All lines with the word "data" are to be found and copied from the listing.

• Supplied information:
★ ★ ★ ★ ★ ★ ★

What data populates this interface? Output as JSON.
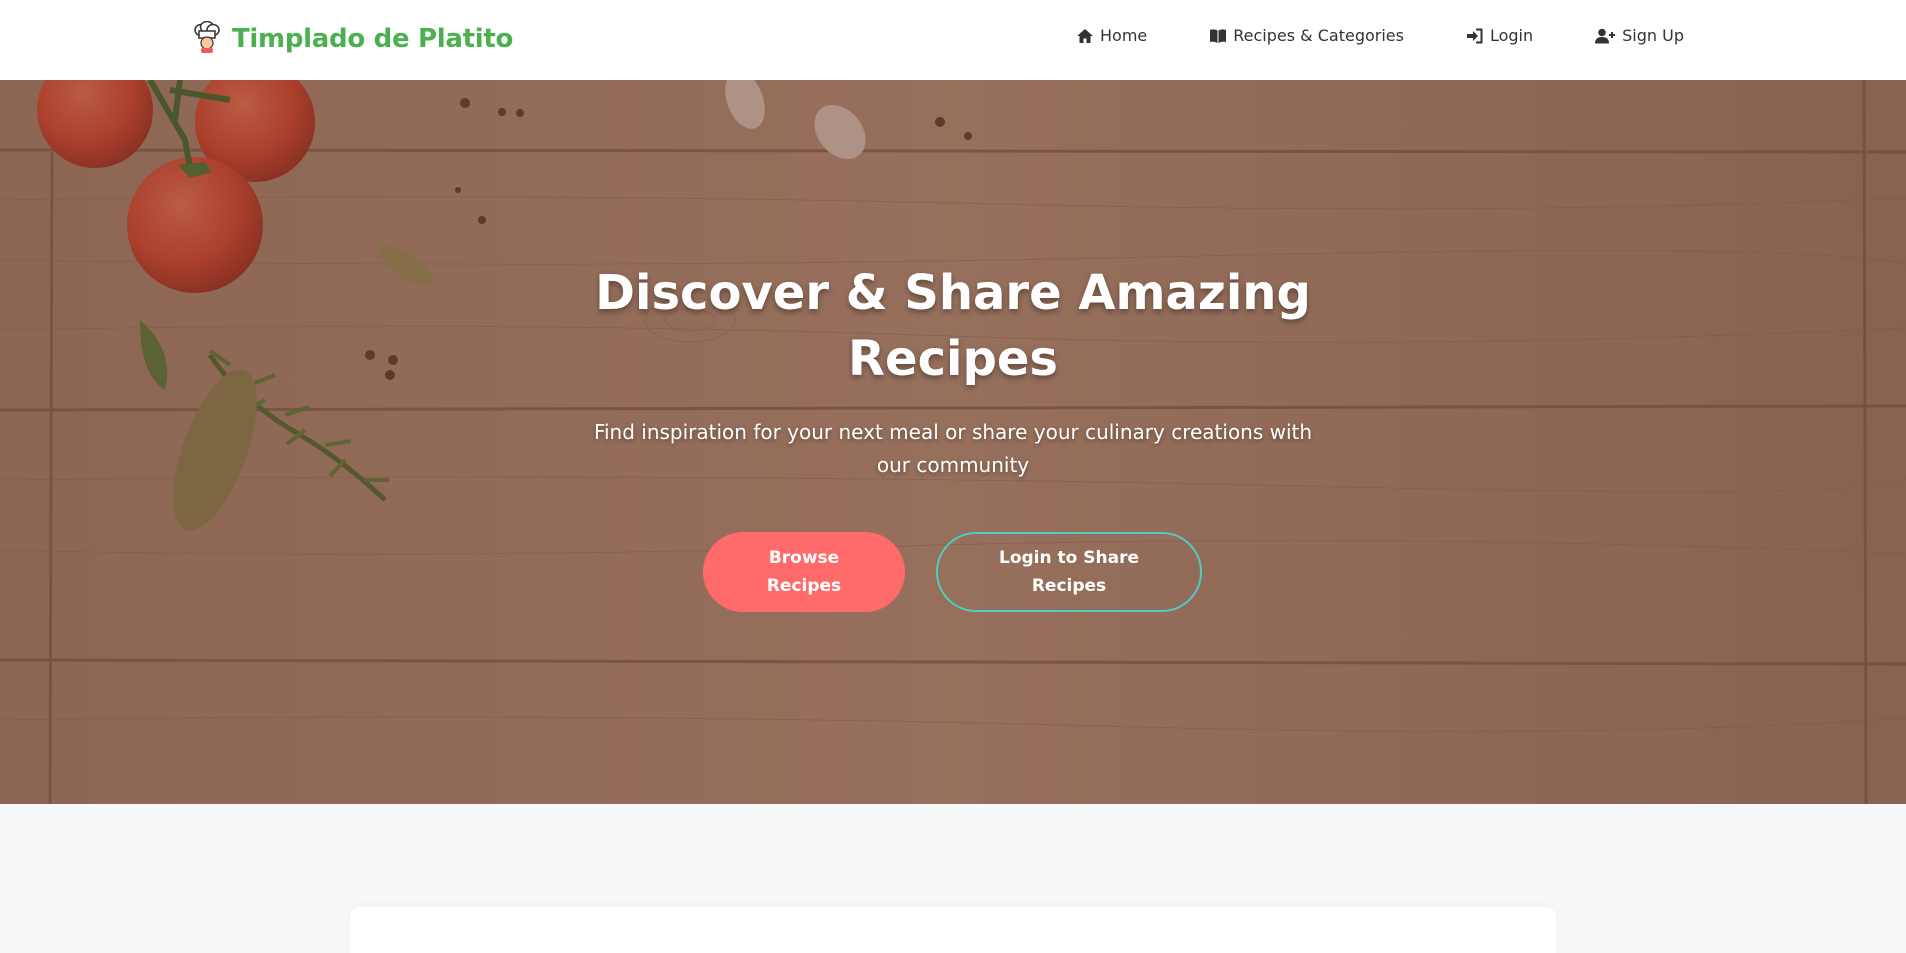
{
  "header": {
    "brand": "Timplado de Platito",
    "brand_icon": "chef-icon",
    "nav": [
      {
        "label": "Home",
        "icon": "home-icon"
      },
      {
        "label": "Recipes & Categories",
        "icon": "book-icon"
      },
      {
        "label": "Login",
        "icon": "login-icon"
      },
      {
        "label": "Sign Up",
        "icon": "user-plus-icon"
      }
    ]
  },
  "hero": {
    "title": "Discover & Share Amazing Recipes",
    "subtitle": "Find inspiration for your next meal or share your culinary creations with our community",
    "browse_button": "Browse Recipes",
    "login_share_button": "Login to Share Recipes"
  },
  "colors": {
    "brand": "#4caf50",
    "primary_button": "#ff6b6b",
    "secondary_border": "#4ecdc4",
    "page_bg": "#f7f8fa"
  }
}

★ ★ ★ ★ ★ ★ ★

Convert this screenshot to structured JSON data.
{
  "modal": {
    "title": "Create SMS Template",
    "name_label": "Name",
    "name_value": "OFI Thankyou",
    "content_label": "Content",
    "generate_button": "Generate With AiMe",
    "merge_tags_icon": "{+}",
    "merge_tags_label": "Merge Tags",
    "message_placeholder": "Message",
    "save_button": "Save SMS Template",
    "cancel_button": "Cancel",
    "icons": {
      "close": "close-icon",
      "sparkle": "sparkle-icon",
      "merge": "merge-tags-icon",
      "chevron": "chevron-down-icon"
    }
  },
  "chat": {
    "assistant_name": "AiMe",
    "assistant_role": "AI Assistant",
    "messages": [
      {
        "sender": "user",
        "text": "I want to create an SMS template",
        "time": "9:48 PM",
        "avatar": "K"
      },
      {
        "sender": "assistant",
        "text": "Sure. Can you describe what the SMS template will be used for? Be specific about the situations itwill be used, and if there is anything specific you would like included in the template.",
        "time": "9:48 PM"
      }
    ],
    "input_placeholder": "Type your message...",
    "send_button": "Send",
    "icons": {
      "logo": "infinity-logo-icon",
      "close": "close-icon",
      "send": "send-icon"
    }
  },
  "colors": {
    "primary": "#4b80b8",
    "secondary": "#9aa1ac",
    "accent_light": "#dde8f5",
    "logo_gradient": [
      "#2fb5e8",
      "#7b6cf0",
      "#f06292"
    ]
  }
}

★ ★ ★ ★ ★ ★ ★

• Task response:
What data populates this interface? Output as JSON.
Convert this screenshot to structured JSON data.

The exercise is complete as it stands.